The Lasso Way to Formative Assessment

Feb. 23, 2024

Formative assessment, by definition, is designed to provide both students and instructors with evidence that helps them understand how to proceed as they move through learning content.

Illustration of the start of a conversation about assessment

I’m a big fan of Ted Lasso and of Assessment, so you can imagine how excited I was to explore how Chris Hakala and JT Torres related formative Assessment to “The Lasso Way” in their recent article for Faculty Focus. If you are unfamiliar with the context, Ted Lasso is a television series that follows the story of an American football coach, Ted Lasso, who is hired to coach a soccer team in England despite having no prior experience with the sport. The character of Ted Lasso is known for his optimism, kindness, and unconventional coaching methods. And while you may not necessarily relate these characteristics to formative Assessment of student learning, the article will explain why you should.

This article has plenty of pearls of assessment wisdom, such as why patience is required to realize the power of formative Assessment or how Assessment, like teaching, is relational and depends on trust, vulnerability, and openness. However, I am currently reviewing assessment plans, and the line that struck a chord with me was that “assessment should prioritize movement.” 

Overwhelmingly, when programs meet a target measure, their action plan is to maintain an assessment strategy. This scenario makes sense if you view “Met” as the goal of the assessment process. But what if you consider “Met” a challenge, asking, “We’ve met this benchmark… how can we improve?” This month, I’d like to think of one way of developing an Action Plan with a mindset that prioritizes movement. 

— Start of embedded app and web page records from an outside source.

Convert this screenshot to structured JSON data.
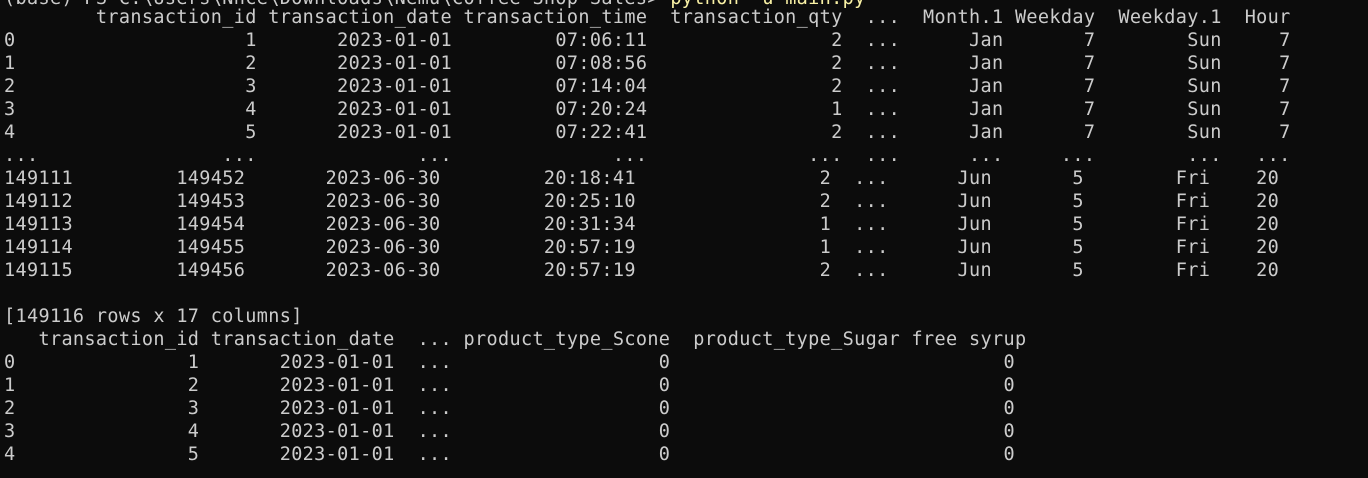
{
  "terminal": {
    "prompt_partial": "(base) PS C:\\Users\\Nhce\\Downloads\\Nemu\\Coffee Shop Sales> ",
    "command_partial": "python -u main.py",
    "lines": [
      "        transaction_id transaction_date transaction_time  transaction_qty  ...  Month.1 Weekday  Weekday.1  Hour",
      "0                    1       2023-01-01         07:06:11                2  ...      Jan       7        Sun     7",
      "1                    2       2023-01-01         07:08:56                2  ...      Jan       7        Sun     7",
      "2                    3       2023-01-01         07:14:04                2  ...      Jan       7        Sun     7",
      "3                    4       2023-01-01         07:20:24                1  ...      Jan       7        Sun     7",
      "4                    5       2023-01-01         07:22:41                2  ...      Jan       7        Sun     7",
      "...                ...              ...              ...              ...  ...      ...     ...        ...   ...",
      "149111         149452       2023-06-30         20:18:41                2  ...      Jun       5        Fri    20",
      "149112         149453       2023-06-30         20:25:10                2  ...      Jun       5        Fri    20",
      "149113         149454       2023-06-30         20:31:34                1  ...      Jun       5        Fri    20",
      "149114         149455       2023-06-30         20:57:19                1  ...      Jun       5        Fri    20",
      "149115         149456       2023-06-30         20:57:19                2  ...      Jun       5        Fri    20",
      "",
      "[149116 rows x 17 columns]",
      "   transaction_id transaction_date  ... product_type_Scone  product_type_Sugar free syrup",
      "0               1       2023-01-01  ...                  0                             0",
      "1               2       2023-01-01  ...                  0                             0",
      "2               3       2023-01-01  ...                  0                             0",
      "3               4       2023-01-01  ...                  0                             0",
      "4               5       2023-01-01  ...                  0                             0"
    ]
  }
}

When programs report meeting targeted results, they should feel a sense of accomplishment. However, if they prioritize movement, they should also consider ways to progress. To this end, meeting a target can become an opportunity to ascribe to a more aspirational one. One that might require a more focused effort to achieve. Like all aspects of Assessment, setting a new target should be a faculty decision, but programs can look beyond faculty for help. Consider engaging your students in the process. Ask them what they consider reasonable expectations and involve them in the rubric or survey revisions. Look to colleagues in other institutions or departments for ideas about what they do, and please reach out to an Assessment team member, Laurie Sheldon ( or Elaine Marchello ( for help and guidance.